Give the number of lines in the material below that include "JSON", and write nothing else.

[Input for this task — start]

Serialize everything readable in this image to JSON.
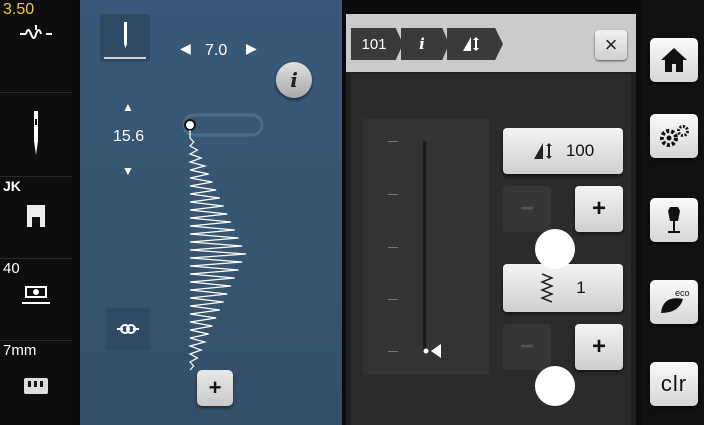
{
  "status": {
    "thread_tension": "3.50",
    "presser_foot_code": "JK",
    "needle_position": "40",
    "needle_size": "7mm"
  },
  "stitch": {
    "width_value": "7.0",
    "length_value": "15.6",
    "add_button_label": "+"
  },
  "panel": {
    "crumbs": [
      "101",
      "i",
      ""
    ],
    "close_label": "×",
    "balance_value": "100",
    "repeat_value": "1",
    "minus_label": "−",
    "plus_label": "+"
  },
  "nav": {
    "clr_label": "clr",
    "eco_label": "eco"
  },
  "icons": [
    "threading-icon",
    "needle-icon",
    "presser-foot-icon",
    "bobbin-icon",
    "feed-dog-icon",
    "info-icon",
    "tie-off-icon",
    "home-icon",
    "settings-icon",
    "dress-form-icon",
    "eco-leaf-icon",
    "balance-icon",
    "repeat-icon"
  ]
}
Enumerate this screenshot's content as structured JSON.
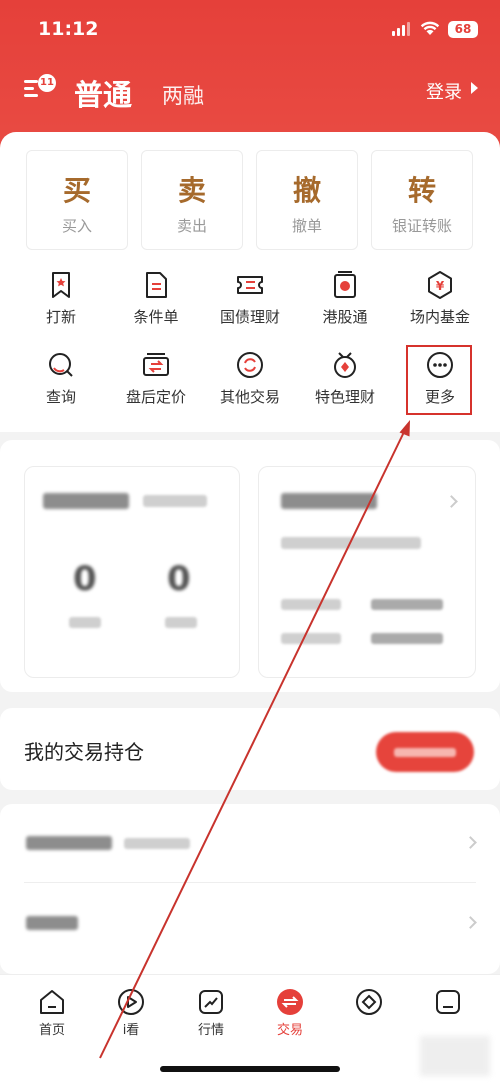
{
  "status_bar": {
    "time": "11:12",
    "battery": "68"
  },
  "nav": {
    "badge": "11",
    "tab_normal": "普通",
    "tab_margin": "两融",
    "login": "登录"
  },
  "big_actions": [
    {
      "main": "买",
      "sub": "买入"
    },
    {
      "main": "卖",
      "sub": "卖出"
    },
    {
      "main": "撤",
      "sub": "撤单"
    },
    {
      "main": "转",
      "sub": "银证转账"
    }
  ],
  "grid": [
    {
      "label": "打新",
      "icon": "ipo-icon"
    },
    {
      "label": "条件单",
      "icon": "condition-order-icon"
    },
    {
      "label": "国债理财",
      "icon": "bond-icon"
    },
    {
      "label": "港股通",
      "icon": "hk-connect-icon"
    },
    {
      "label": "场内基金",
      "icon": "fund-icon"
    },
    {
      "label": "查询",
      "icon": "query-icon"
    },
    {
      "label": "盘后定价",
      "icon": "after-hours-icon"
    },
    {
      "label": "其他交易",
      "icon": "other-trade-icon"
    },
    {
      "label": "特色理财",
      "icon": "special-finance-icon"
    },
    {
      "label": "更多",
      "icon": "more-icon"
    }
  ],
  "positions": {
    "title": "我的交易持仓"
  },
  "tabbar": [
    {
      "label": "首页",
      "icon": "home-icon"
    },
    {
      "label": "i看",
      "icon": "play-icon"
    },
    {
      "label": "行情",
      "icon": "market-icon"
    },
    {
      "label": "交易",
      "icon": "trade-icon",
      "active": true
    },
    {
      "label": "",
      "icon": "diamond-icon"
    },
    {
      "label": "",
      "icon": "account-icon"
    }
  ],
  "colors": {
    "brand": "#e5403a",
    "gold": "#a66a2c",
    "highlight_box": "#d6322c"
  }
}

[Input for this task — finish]

Your solution:
2